ACTION ITEM — Search the listing below for the string "Parts" and show each line that contains it.
■ ■ ■ ■ ■
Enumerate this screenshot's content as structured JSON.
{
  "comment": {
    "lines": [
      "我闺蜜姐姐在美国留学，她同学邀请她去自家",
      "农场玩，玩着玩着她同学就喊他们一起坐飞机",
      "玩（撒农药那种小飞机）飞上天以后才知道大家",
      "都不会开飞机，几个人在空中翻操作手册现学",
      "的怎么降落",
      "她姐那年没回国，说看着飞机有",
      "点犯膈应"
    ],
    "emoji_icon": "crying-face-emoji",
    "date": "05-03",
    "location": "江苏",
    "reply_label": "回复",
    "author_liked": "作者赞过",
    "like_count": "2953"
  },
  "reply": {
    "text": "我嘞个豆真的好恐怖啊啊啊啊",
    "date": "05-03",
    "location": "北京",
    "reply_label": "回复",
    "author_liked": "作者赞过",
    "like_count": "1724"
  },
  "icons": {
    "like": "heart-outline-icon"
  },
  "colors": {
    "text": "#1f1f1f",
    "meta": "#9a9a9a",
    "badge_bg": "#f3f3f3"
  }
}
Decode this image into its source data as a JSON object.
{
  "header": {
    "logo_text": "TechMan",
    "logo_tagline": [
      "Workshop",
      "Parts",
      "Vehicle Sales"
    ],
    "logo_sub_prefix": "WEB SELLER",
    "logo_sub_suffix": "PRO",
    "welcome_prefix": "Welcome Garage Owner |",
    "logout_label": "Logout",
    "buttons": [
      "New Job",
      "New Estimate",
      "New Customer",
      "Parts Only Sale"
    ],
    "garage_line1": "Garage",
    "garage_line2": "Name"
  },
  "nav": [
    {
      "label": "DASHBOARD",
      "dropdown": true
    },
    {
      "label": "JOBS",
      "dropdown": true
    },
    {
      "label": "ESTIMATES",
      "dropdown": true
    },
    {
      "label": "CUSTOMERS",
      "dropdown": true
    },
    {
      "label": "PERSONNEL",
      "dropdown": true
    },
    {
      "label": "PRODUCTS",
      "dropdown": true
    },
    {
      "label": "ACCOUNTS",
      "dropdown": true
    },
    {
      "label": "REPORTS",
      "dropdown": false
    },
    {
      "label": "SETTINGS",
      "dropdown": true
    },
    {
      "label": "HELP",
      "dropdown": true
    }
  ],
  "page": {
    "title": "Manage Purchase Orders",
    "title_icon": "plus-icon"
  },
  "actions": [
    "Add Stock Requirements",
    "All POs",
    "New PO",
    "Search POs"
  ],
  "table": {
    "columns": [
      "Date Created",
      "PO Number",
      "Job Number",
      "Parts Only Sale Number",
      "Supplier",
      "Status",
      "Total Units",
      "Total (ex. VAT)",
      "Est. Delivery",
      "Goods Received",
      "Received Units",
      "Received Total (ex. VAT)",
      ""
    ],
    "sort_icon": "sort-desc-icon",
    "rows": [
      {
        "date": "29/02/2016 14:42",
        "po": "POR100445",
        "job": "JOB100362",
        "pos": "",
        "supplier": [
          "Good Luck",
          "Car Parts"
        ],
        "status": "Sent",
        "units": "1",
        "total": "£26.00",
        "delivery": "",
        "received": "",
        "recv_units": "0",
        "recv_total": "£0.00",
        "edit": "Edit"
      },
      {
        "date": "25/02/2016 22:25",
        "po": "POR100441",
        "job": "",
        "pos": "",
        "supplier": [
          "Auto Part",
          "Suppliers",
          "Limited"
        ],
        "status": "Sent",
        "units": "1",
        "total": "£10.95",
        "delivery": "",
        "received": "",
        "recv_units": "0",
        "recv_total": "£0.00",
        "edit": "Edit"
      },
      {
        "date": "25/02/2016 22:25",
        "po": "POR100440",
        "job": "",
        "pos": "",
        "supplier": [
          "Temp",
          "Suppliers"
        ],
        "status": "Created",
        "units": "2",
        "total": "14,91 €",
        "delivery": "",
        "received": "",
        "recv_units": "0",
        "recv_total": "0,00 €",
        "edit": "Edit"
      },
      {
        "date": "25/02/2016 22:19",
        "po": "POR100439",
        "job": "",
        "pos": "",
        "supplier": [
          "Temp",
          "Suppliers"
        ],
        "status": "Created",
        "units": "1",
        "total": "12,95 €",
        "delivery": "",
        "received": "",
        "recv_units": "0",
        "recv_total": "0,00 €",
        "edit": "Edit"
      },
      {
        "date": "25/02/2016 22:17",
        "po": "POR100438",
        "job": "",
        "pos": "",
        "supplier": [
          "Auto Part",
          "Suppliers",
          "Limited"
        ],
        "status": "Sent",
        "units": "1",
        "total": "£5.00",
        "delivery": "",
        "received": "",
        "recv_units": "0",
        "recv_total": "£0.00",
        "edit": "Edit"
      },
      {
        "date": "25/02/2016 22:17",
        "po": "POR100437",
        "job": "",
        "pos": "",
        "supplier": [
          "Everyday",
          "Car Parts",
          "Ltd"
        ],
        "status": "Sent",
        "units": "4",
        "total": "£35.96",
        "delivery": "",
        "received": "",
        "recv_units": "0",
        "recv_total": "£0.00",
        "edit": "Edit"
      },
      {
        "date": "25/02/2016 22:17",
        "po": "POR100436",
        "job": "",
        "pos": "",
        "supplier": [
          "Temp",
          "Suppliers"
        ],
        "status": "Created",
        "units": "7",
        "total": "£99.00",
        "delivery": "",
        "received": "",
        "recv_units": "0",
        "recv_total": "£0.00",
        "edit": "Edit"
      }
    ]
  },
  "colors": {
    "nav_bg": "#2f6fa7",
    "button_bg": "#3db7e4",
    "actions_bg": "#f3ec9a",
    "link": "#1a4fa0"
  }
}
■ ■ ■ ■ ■
RESULT OF THE TASK —
      "Parts",
      "Parts Only Sale"
      "Parts Only Sale Number",
          "Car Parts"
          "Car Parts",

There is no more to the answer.